Yesterday morning I’d run round Cheddar reservoir twice (doing about 9 and a half km meaning that together with Sunday’s run I had completed a half marathon in just 49 hours). I thought today would be a rest day, but we took a day trip to Brean Down and despite my son saying we should just go to the beach and not climb the headland, we went to look at the 19th Century fort.
What we didn’t realise was how long a walk it was to get there. It was very long. Not quite as far as I’d run yesterday, but a lot more hilly and for a good part of it I was carrying one or other of my heavy children. All in direct sunlight. It was an incredible work out.
Plus with sheer cliffs on either side and an unpredictable three year old running towards them without fear, it was also a terrible horror show for me as I imagined him plummeting to his death and did my best to keep him unbroken.
And was it worth it to see the fort…?
I’m a parent and I know I am supposed to say that history is important.
It was a bit underwhelming. Mostly due to the amount of work it was to get there. And the amount of work it was to get back.
As we came back along the headline my son kept saying “I told you not to climb the rock.” We should listen to our children.
I was glad that I had got fit because I think this might have killed me if I hadn’t been in training. But we had certainly earned the ice cream we had when we were finally down to earth.

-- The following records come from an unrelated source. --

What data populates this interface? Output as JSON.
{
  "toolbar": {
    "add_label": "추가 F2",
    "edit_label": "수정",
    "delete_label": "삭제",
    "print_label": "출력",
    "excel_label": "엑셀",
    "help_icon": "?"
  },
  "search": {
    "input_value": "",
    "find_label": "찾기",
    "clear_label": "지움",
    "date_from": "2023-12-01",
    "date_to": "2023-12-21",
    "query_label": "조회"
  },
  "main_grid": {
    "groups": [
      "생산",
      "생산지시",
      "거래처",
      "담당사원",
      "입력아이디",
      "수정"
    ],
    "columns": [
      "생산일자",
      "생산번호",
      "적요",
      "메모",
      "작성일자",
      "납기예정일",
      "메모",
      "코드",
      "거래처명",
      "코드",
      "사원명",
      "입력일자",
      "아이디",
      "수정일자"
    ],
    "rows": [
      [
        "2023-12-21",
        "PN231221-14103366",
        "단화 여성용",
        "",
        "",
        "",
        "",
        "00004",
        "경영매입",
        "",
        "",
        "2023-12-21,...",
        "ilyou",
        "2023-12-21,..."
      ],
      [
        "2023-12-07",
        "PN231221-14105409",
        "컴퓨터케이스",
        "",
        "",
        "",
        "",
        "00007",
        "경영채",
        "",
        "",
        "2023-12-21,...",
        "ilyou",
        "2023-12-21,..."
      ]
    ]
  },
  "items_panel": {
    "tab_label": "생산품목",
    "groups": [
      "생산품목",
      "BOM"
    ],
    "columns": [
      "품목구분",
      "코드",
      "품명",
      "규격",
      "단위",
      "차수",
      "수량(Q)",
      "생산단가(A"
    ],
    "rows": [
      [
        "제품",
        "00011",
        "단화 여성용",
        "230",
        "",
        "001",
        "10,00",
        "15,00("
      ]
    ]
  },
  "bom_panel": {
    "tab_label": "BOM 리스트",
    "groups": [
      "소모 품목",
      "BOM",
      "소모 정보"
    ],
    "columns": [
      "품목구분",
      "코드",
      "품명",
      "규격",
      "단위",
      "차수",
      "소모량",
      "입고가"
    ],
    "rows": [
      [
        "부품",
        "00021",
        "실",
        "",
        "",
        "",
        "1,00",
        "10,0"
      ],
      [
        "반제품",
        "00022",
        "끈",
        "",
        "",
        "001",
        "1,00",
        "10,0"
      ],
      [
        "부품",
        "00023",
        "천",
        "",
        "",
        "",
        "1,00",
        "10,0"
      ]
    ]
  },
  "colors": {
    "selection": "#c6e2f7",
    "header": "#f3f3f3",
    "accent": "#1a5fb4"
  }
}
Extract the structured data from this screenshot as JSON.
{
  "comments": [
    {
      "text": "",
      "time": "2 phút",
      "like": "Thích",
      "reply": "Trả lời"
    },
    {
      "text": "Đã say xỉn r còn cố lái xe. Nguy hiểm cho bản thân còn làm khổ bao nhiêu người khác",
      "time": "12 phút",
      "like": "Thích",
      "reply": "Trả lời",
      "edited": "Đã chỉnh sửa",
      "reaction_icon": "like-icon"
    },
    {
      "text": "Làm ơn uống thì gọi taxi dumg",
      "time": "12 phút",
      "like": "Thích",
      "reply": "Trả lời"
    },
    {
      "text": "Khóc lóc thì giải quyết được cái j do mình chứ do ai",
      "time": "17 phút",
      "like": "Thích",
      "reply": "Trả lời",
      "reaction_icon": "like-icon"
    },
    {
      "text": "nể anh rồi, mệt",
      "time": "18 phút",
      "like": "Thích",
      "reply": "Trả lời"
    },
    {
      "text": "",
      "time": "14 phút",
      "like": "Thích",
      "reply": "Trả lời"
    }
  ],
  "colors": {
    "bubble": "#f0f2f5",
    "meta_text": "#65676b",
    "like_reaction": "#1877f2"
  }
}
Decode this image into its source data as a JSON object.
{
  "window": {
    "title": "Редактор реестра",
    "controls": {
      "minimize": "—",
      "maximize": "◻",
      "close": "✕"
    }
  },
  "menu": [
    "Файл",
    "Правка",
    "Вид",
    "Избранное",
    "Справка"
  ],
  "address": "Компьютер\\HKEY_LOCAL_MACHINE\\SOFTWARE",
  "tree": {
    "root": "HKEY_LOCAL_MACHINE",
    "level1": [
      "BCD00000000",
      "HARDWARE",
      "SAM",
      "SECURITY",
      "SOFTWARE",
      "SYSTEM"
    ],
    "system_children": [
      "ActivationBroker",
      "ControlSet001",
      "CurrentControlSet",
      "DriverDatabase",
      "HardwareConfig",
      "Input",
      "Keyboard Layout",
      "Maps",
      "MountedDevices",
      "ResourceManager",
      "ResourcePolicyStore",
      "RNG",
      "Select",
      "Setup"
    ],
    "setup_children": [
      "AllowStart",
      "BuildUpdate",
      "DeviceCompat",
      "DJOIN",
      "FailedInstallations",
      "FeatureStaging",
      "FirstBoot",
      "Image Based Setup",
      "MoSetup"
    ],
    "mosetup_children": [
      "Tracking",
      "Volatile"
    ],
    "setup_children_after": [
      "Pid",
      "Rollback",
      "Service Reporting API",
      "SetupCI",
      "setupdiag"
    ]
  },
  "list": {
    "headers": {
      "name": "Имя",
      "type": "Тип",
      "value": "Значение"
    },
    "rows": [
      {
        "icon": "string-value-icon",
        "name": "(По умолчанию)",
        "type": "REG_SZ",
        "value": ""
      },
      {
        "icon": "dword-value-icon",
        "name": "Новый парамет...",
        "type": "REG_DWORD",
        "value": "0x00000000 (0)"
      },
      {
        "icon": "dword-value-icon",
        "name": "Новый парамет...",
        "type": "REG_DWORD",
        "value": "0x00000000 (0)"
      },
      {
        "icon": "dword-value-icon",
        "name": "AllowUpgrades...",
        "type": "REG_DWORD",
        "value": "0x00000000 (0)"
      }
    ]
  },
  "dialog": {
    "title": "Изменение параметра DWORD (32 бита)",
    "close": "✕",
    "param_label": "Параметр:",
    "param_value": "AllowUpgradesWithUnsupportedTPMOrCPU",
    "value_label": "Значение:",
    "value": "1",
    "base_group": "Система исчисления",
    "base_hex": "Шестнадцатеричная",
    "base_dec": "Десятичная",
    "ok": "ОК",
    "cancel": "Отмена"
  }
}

After some beach time we headed over to Weston-super-Mare, which was maybe 3 miles away, but with no direct road was a half hour drive. I used to come to W-S-M a lot as a kid - this was the closest place with shops and a cinema and when I was a bit older the 126 bus took you there in an hour, so I hung out there with my friends. It was never the greatest place on earth - there’s a beach, but the sand quickly turns to mud and back in the 80s it was all penny arcades. In some ways it is better now, but after a weird meal, where the teenage staff at the restaurant looked a bit like they’d just chanced across a vacant restaurant and decided to try and make a go of it, having never been to a restaurant before, we made a quick jaunt to the shops. There is a new (to me) shopping centre, but the old shopping high street behind it is a shadow of its former (not particularly impressive) self. Like most High Streets it has given way to Poundlands and other discount stores, the M and S is now boarded up (I once applied for a job there in my year off, but they correctly worked out that I wasn’t serious about working there long term and I was unsuccessful). The WH Smiths where I spent my book tokens and birthday money and bought my first teenage singles (I believe Peaches by The Stranglers was my first non-jumble sale purchase) is still there, the coffee store that I used to run past to avoid the stink has gone and maybe replaced by a Caffe Nero. It’s all pedestrianised now, which is nice, but I struggled to find anywhere to buy a nice gift for my dad’s birthday tomorrow. It made me feel quite sad to see this once not totally appalling town and glittering light of my teenage years become slightly closer to being awful. But as I say, elsewhere things had improved and I guess the decline of the High Street is a universal thing and the tug of sadness I felt was more about the loss of youth than anything else. Talking of which, Youngsters toy shop was also no more. The Hornby and Subbuteo stuff I bought in there. And slime. And the fucking creepy Hugo doll
that I nonetheless played with a lot.
It was a crazy, emotional, exhausting day, but at least no one pooed on a pathway. And the struggle up and down Brean Down is the kind of childhood memory of pain, fear and disappointment (and also beauty and wonder) that life is made of. And no one fell off the big rock, so that’s a win.
You can now buy tickets to the live stream of RHLSTP at Leicester Square Theatre. The proceeds are going to charity (the Hertfordshire hospitals that treated me and the Museum of Comedy). It’s £10 per double header show or £50 for all 8 shows (we’re also doing a trial run on 29th August) BUT if you’re a monthly badger then it’s half price. It’s only £3 a month to become a monthly badger
and you can leave at any time, so you do the math(ematics)
If you are a badger you should have got an email with your special link or you can check out the members’ area of rhlstp.co.uk for info